[Opening Data under study section]

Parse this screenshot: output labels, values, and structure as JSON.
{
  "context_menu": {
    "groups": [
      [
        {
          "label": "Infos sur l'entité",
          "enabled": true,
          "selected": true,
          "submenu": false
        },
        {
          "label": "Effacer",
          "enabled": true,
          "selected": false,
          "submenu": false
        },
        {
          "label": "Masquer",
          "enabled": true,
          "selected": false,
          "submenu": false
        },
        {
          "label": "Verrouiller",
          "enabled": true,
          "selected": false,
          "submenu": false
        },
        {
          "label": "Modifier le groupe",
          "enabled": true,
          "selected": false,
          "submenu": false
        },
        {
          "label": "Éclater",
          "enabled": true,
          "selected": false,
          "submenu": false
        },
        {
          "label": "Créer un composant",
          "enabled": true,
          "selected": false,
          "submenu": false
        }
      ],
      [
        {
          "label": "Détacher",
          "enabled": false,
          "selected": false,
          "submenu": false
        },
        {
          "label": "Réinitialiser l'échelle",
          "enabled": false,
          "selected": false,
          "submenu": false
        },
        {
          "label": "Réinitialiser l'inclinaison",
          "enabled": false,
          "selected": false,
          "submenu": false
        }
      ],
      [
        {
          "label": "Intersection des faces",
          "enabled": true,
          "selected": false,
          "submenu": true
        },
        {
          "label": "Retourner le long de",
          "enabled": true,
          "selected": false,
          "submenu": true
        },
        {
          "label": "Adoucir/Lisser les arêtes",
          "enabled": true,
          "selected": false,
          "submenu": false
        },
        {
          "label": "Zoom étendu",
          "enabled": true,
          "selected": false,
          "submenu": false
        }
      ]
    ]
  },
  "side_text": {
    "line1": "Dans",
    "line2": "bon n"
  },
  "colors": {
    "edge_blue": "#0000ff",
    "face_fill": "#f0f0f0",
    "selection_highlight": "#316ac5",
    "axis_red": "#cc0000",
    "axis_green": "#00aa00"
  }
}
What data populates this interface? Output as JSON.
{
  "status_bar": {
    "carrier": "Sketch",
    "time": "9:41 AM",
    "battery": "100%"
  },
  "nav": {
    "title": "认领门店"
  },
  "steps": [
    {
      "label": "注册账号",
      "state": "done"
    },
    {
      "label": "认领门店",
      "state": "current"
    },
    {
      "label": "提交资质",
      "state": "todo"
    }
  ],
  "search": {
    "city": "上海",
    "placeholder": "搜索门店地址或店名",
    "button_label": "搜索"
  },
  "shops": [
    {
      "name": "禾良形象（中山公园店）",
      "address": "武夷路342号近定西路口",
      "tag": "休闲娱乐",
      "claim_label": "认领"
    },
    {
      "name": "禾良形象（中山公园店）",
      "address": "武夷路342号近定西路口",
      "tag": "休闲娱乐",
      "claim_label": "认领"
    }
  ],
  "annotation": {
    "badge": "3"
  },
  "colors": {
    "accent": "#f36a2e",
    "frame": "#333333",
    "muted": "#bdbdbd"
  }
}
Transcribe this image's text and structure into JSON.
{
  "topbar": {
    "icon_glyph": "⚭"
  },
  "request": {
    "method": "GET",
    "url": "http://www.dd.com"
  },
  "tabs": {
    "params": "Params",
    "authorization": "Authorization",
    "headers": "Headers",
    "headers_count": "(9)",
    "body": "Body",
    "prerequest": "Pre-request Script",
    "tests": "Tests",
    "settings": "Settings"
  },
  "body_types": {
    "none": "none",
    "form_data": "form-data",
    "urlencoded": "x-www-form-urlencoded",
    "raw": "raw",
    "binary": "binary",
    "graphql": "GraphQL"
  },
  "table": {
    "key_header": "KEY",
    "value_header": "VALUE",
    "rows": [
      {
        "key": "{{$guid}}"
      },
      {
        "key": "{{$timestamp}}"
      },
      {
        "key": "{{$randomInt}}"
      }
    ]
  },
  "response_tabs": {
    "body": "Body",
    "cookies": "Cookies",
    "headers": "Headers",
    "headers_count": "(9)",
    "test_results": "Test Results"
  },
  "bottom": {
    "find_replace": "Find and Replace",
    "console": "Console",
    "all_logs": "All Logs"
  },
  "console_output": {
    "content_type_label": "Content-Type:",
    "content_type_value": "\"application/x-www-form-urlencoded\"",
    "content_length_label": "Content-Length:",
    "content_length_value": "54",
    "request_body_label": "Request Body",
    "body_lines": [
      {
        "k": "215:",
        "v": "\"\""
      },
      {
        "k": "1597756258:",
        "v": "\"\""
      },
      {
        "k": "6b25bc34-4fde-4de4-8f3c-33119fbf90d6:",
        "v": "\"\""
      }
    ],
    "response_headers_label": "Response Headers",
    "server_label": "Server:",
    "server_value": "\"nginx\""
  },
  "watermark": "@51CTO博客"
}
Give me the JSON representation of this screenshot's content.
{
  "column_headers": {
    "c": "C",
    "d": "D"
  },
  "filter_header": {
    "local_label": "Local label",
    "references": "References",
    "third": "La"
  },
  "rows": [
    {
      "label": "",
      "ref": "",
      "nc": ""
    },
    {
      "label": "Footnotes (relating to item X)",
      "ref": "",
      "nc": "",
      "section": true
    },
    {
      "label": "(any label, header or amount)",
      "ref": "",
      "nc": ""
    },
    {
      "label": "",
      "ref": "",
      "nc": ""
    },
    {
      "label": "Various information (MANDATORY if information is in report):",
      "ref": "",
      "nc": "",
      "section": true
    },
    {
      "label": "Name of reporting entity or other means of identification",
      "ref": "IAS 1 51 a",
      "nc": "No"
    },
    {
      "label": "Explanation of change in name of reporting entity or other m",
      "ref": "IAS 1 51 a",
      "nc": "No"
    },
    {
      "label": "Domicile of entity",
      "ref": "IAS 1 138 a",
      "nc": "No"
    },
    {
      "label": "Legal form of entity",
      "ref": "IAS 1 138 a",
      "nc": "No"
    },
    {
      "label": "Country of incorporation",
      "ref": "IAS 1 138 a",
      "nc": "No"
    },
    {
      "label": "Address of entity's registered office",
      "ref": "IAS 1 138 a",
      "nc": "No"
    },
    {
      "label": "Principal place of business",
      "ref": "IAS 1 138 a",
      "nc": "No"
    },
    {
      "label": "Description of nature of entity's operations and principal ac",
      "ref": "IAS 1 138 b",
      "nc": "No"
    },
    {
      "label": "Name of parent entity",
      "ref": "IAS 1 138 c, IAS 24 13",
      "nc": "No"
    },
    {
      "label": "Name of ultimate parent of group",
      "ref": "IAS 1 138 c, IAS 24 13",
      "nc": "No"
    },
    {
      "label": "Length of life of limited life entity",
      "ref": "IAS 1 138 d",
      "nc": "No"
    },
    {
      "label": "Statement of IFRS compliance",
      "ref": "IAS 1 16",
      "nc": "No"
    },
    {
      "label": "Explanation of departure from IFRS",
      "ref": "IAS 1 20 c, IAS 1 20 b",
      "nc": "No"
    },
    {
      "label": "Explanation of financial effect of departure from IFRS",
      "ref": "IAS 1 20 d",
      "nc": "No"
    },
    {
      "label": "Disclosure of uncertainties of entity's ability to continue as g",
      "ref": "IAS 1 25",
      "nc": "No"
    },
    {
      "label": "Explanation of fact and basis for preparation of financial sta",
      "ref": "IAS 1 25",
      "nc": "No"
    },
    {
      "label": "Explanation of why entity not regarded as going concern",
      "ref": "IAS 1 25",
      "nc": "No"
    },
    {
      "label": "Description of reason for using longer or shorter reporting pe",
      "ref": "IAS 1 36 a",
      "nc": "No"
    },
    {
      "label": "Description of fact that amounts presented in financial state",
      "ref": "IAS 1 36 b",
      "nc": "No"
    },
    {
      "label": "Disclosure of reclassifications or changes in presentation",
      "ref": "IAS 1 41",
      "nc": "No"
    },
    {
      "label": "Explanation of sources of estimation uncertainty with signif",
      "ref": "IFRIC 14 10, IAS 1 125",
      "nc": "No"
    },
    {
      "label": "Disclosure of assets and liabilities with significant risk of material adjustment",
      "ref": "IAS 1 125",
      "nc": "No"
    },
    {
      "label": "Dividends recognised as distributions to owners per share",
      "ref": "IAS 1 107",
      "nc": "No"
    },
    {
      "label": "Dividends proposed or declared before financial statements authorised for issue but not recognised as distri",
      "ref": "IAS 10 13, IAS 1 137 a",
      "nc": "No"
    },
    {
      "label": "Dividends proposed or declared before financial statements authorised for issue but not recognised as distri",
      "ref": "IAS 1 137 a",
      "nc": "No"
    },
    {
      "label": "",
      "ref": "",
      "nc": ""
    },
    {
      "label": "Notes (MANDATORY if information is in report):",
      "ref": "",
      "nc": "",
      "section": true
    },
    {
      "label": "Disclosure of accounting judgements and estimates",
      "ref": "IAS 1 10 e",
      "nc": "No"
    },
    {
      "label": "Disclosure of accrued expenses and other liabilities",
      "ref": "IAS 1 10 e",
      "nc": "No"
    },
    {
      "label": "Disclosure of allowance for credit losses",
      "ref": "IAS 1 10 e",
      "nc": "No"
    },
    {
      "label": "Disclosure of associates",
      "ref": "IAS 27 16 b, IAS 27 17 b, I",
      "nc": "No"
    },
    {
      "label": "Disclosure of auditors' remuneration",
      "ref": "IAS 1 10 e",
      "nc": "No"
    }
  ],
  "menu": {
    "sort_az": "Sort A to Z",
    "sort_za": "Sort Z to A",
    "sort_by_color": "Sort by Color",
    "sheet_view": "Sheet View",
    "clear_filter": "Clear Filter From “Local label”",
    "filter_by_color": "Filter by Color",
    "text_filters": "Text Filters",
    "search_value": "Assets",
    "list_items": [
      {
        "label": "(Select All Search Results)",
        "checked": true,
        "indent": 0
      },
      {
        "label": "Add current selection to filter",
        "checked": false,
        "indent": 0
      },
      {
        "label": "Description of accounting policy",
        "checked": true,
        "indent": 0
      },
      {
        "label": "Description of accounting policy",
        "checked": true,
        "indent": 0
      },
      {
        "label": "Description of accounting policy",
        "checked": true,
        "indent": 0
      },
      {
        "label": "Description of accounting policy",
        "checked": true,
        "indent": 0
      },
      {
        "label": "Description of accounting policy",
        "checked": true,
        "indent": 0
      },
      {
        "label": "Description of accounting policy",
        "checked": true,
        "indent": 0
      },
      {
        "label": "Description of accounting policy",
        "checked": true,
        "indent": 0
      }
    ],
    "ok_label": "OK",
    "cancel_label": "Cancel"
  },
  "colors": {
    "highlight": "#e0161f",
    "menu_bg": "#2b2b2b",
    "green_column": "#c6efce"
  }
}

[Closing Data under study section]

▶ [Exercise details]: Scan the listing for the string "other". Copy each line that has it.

▶ [Your response]:
      "label": "Name of reporting entity or other means of identification",
      "label": "Explanation of change in name of reporting entity or other m",
      "label": "Disclosure of accrued expenses and other liabilities",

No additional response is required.